Saturday, August 31, 2013

Some news from the oxygen world


Last week we've released two feature versions of oxygen-gtk, namely 1.4.0 for oxygen-gtk2 and 1.2.0 for oxygen-gtk3.

Alongside with the usual amount of bug fixes, the main new feature of these releases is the ability to get them compiled and working on non-linux operating systems, and more precisely on windows (see screenshot).

The Gimp, running on Windows (tm) with oxygen-gtk

The process of compiling oxygen-gtk2 and oxygen-gtk3 on windows is somewhat complicated (requires cmake, MinGW, gtk2/gtk3). Forcing applications such as Gimp or Pidgin to use the style - once it is successfuly compiled - is even more complicated, since these applications are usually distributed with bundled versions of gtk and standalone configuration files.
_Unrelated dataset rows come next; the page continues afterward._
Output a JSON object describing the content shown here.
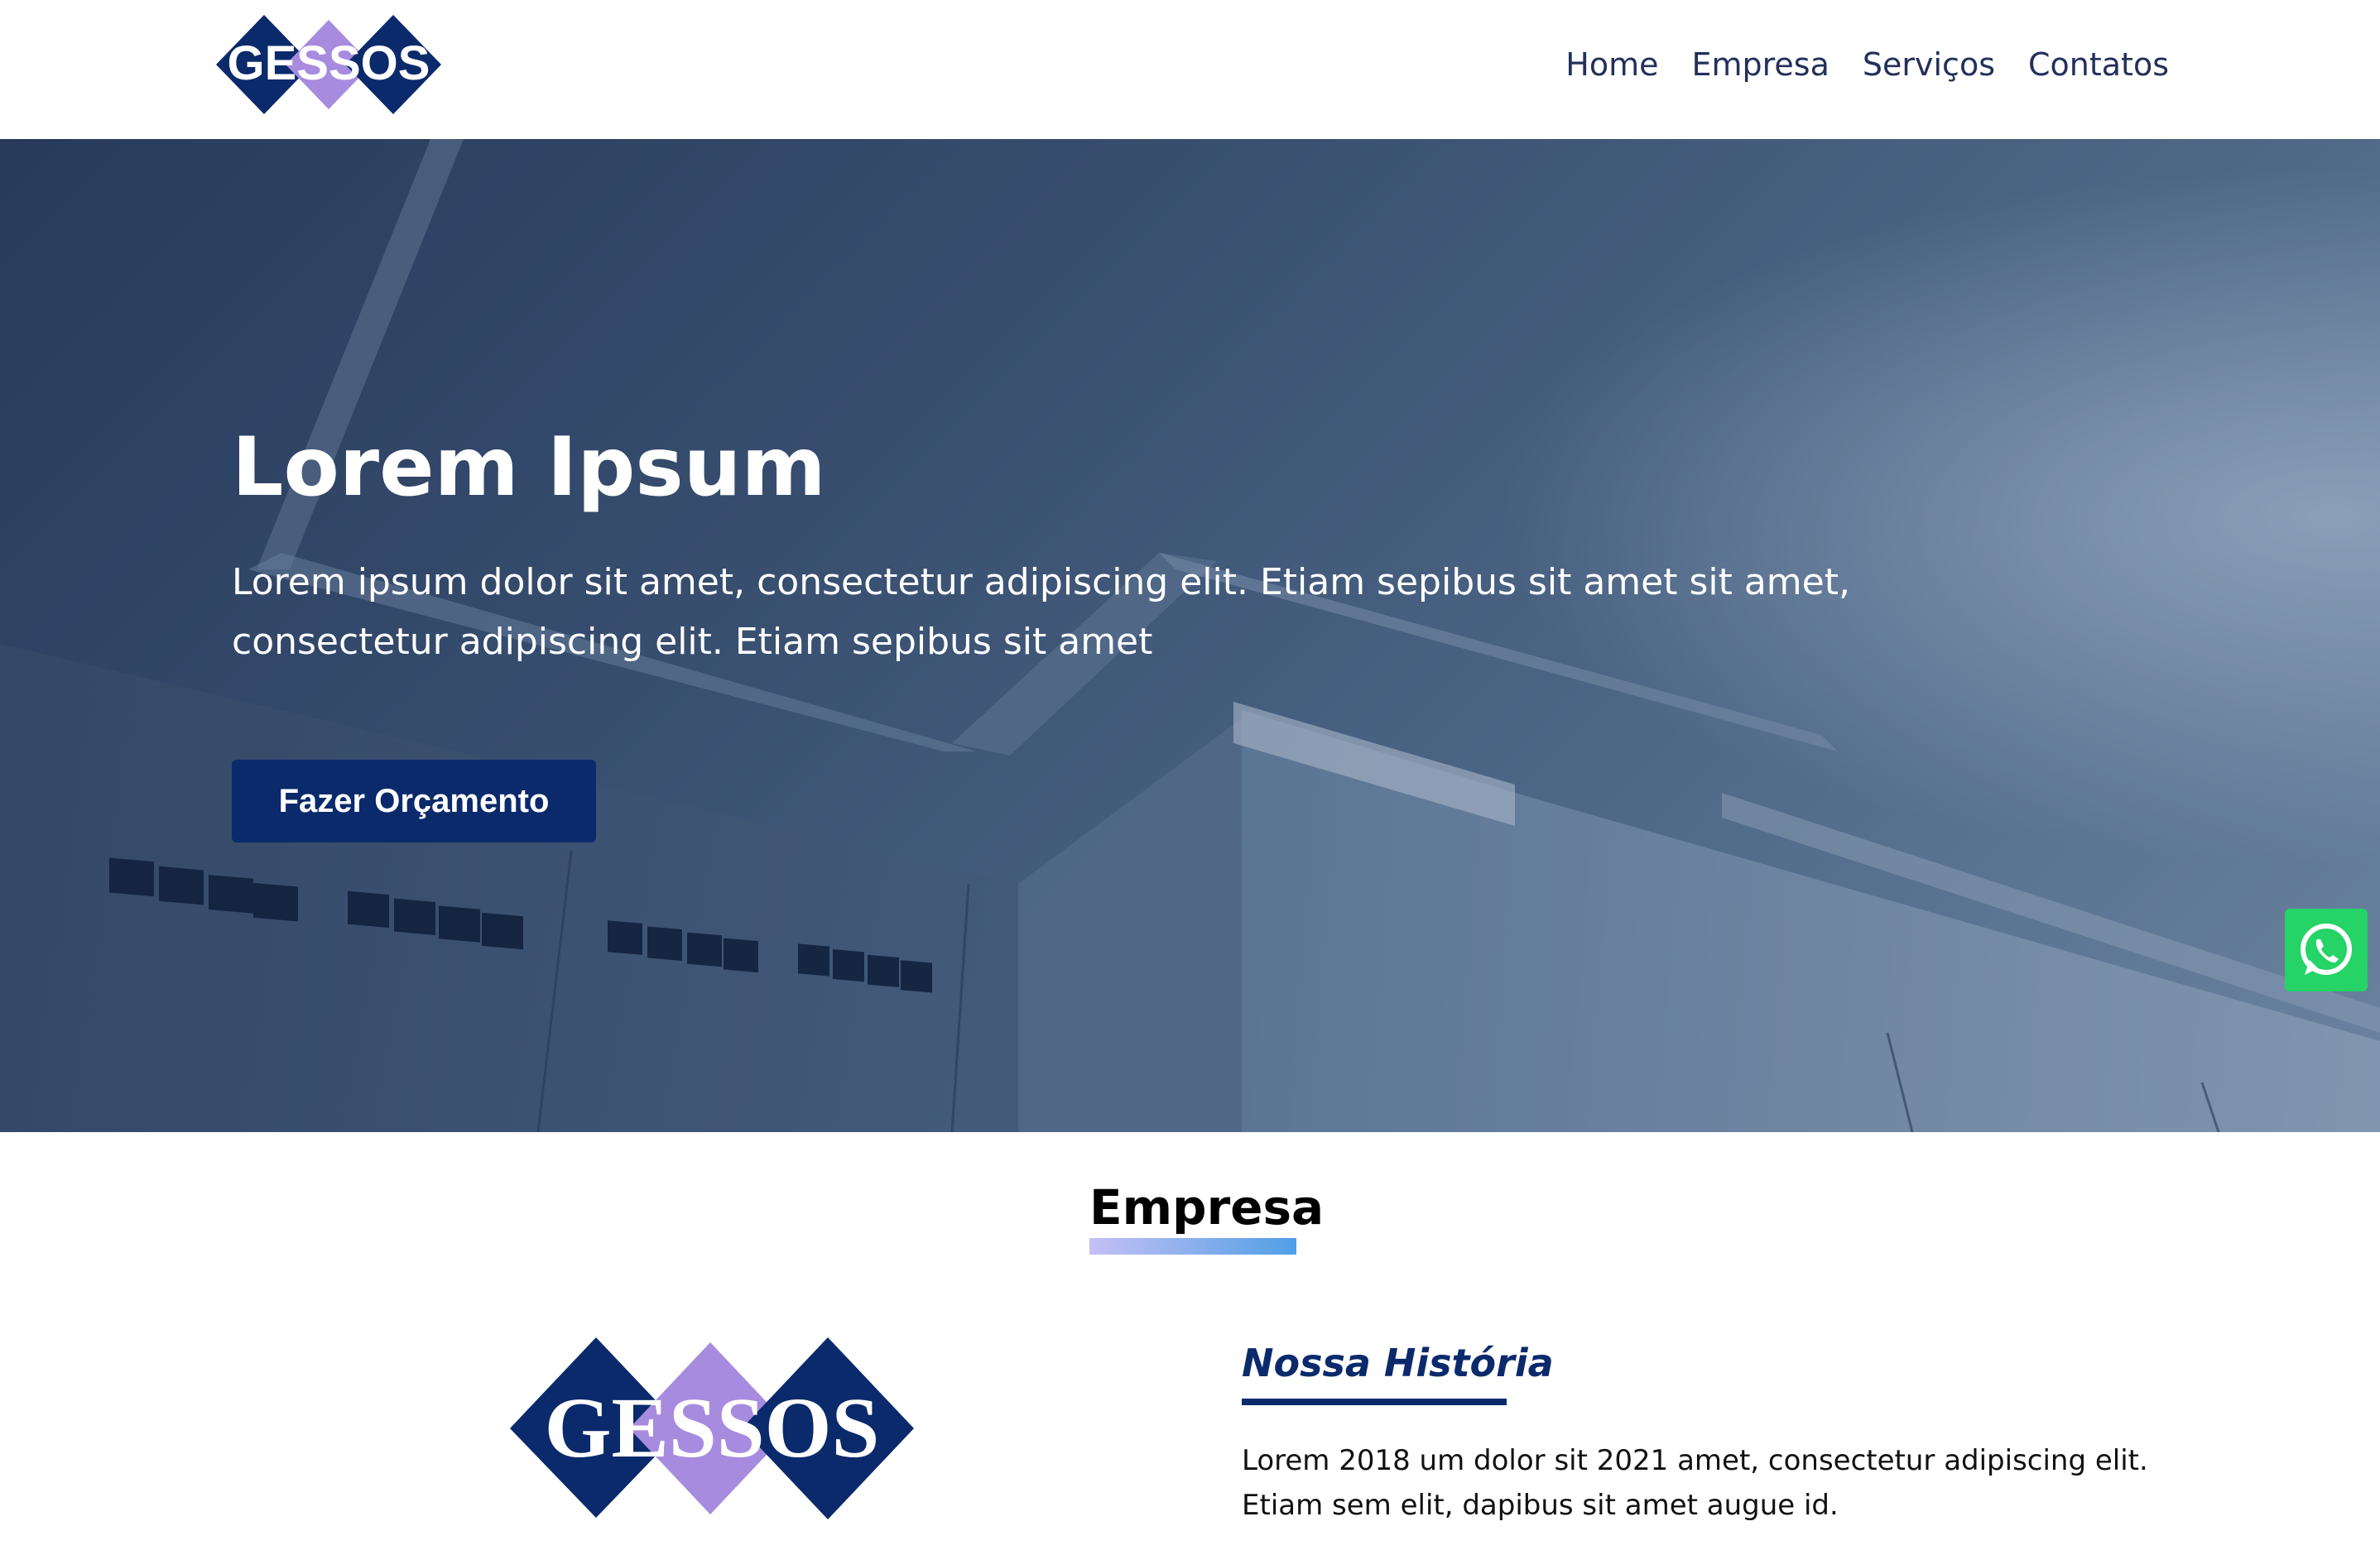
{
  "header": {
    "logo_text": "GESSOS",
    "nav": [
      {
        "label": "Home"
      },
      {
        "label": "Empresa"
      },
      {
        "label": "Serviços"
      },
      {
        "label": "Contatos"
      }
    ]
  },
  "hero": {
    "title": "Lorem Ipsum",
    "text": "Lorem ipsum dolor sit amet, consectetur adipiscing elit. Etiam sepibus sit amet sit amet, consectetur adipiscing elit. Etiam sepibus sit amet",
    "button_label": "Fazer Orçamento"
  },
  "floating": {
    "icon": "whatsapp-icon"
  },
  "empresa": {
    "title": "Empresa",
    "logo_text": "GESSOS",
    "history_title": "Nossa História",
    "history_text": "Lorem 2018 um dolor sit 2021 amet, consectetur adipiscing elit. Etiam sem elit, dapibus sit amet augue id."
  },
  "colors": {
    "brand_navy": "#0a2a6b",
    "brand_lavender": "#a78bdf",
    "whatsapp_green": "#25d366",
    "nav_text": "#23305a"
  }
}
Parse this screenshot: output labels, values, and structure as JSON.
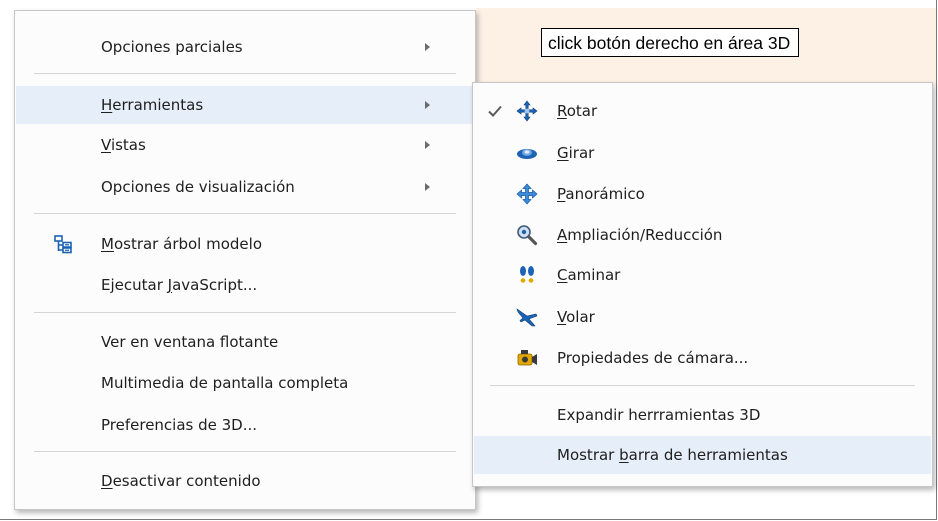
{
  "callout": {
    "text": "click botón derecho en área 3D"
  },
  "main_menu": {
    "items": [
      {
        "pre": "Opciones parciales",
        "u": "",
        "post": "",
        "has_submenu": true
      },
      {
        "pre": "",
        "u": "H",
        "post": "erramientas",
        "has_submenu": true,
        "highlighted": true
      },
      {
        "pre": "",
        "u": "V",
        "post": "istas",
        "has_submenu": true
      },
      {
        "pre": "Opciones de visualización",
        "u": "",
        "post": "",
        "has_submenu": true
      },
      {
        "pre": "",
        "u": "M",
        "post": "ostrar árbol modelo",
        "icon": "model-tree-icon"
      },
      {
        "pre": "Ejecutar ",
        "u": "J",
        "post": "avaScript..."
      },
      {
        "pre": "Ver en ventana flotante",
        "u": "",
        "post": ""
      },
      {
        "pre": "Multimedia de pantalla completa",
        "u": "",
        "post": ""
      },
      {
        "pre": "Preferencias de 3D...",
        "u": "",
        "post": ""
      },
      {
        "pre": "",
        "u": "D",
        "post": "esactivar contenido"
      }
    ]
  },
  "sub_menu": {
    "items": [
      {
        "pre": "",
        "u": "R",
        "post": "otar",
        "icon": "rotate-icon",
        "checked": true
      },
      {
        "pre": "",
        "u": "G",
        "post": "irar",
        "icon": "spin-icon"
      },
      {
        "pre": "",
        "u": "P",
        "post": "anorámico",
        "icon": "pan-icon"
      },
      {
        "pre": "",
        "u": "A",
        "post": "mpliación/Reducción",
        "icon": "zoom-icon"
      },
      {
        "pre": "",
        "u": "C",
        "post": "aminar",
        "icon": "walk-icon"
      },
      {
        "pre": "",
        "u": "V",
        "post": "olar",
        "icon": "fly-icon"
      },
      {
        "pre": "Propiedades de cámara...",
        "u": "",
        "post": "",
        "icon": "camera-icon"
      },
      {
        "pre": "Expandir herrramientas 3D",
        "u": "",
        "post": ""
      },
      {
        "pre": "Mostrar ",
        "u": "b",
        "post": "arra de herramientas",
        "highlighted": true
      }
    ]
  },
  "colors": {
    "highlight": "#e6eef9",
    "background_3d": "#fdf1e6",
    "icon_blue": "#1d63b5"
  }
}
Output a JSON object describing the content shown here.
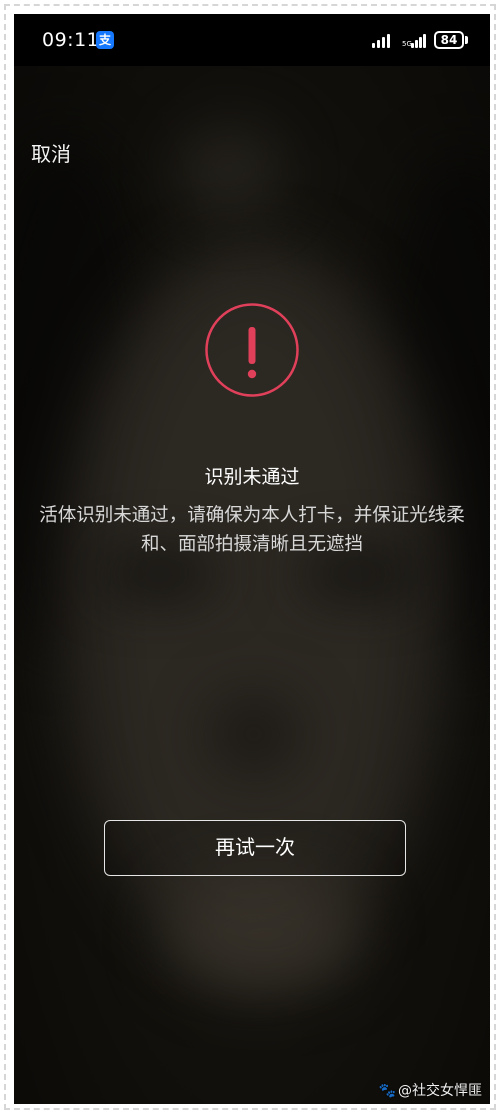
{
  "status_bar": {
    "time": "09:11",
    "app_badge": "支",
    "network_label": "5G",
    "battery": "84"
  },
  "header": {
    "cancel_label": "取消"
  },
  "alert": {
    "icon": "exclamation-circle-icon",
    "icon_color": "#e0405a",
    "title": "识别未通过",
    "message": "活体识别未通过，请确保为本人打卡，并保证光线柔和、面部拍摄清晰且无遮挡"
  },
  "actions": {
    "retry_label": "再试一次"
  },
  "watermark": {
    "text": "@社交女悍匪"
  }
}
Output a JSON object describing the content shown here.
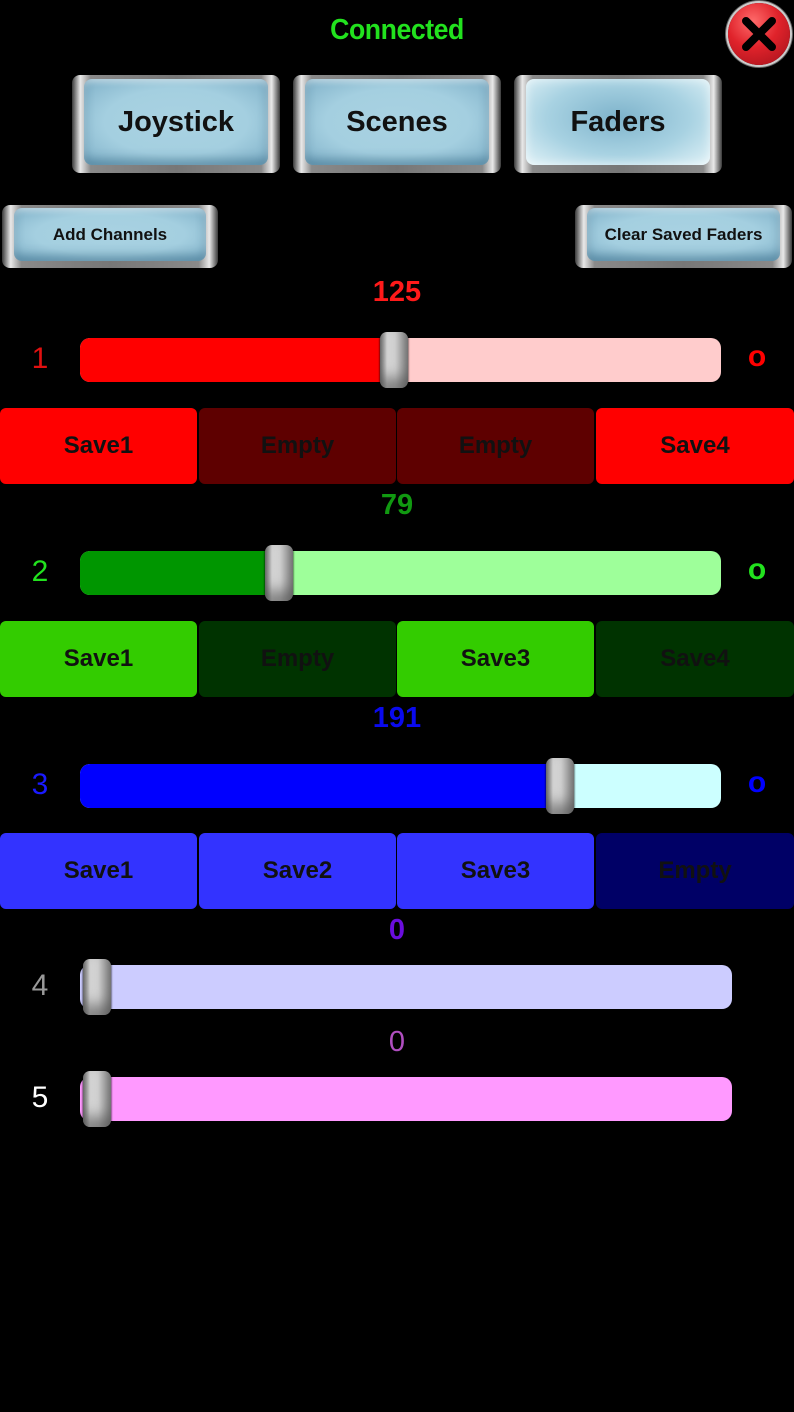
{
  "status": {
    "text": "Connected",
    "color": "#22e21e"
  },
  "close_button": {
    "icon": "close-x-icon",
    "color": "#e0232b"
  },
  "tabs": [
    {
      "label": "Joystick",
      "active": false
    },
    {
      "label": "Scenes",
      "active": false
    },
    {
      "label": "Faders",
      "active": true
    }
  ],
  "actions": {
    "add_channels": "Add Channels",
    "clear_saved_faders": "Clear Saved Faders"
  },
  "slider_range": {
    "min": 0,
    "max": 255
  },
  "channels": [
    {
      "number": "1",
      "value": 125,
      "value_label": "125",
      "zero_label": "o",
      "colors": {
        "text": "#ff1a1a",
        "fill": "#ff0000",
        "track": "#ffcccc",
        "number": "#e01010",
        "scene_on": "#ff0000",
        "scene_off": "#5e0000"
      },
      "scenes": [
        {
          "label": "Save1",
          "saved": true
        },
        {
          "label": "Empty",
          "saved": false
        },
        {
          "label": "Empty",
          "saved": false
        },
        {
          "label": "Save4",
          "saved": true
        }
      ]
    },
    {
      "number": "2",
      "value": 79,
      "value_label": "79",
      "zero_label": "o",
      "colors": {
        "text": "#119911",
        "fill": "#009600",
        "track": "#9eff9a",
        "number": "#22e21e",
        "scene_on": "#33cc00",
        "scene_off": "#003300"
      },
      "scenes": [
        {
          "label": "Save1",
          "saved": true
        },
        {
          "label": "Empty",
          "saved": false
        },
        {
          "label": "Save3",
          "saved": true
        },
        {
          "label": "Save4",
          "saved": false
        }
      ]
    },
    {
      "number": "3",
      "value": 191,
      "value_label": "191",
      "zero_label": "o",
      "colors": {
        "text": "#0a0aee",
        "fill": "#0000ff",
        "track": "#ccffff",
        "number": "#1a1aff",
        "scene_on": "#3333ff",
        "scene_off": "#000066"
      },
      "scenes": [
        {
          "label": "Save1",
          "saved": true
        },
        {
          "label": "Save2",
          "saved": true
        },
        {
          "label": "Save3",
          "saved": true
        },
        {
          "label": "Empty",
          "saved": false
        }
      ]
    },
    {
      "number": "4",
      "value": 0,
      "value_label": "0",
      "colors": {
        "text": "#6a0ddd",
        "fill": "#ccccff",
        "track": "#ccccff",
        "number": "#999999"
      },
      "scenes": []
    },
    {
      "number": "5",
      "value": 0,
      "value_label": "0",
      "colors": {
        "text": "#b04ec0",
        "fill": "#ff99ff",
        "track": "#ff99ff",
        "number": "#ffffff"
      },
      "scenes": []
    }
  ]
}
Describing this is beyond the scope of this post and daring users will have to resort to google to get it right.

For the gtk3 version, we also enabled support for non X11 backends, such as Broadway, which allows to run gtk applications in your browser, via HTML5.
Oxygen-gtk3-demo, embedded into a web browser, using the Broadway backend


For the kde/qt version, oxygen has been successfully ported to KDE-Frameworks 5. This allows to use oxygen together with Qt5 (see screenshot) and ensures that Oxygen will still be available for future releases of KDE.

Some text editor using oxygen-qt together with qt-5.0.2

There is some development foreseen for oxygen before it is released alongside with KDE Frameworks 5.0, in view of revisiting spacing and alignment between widgets, and making the whole style more DPI independent.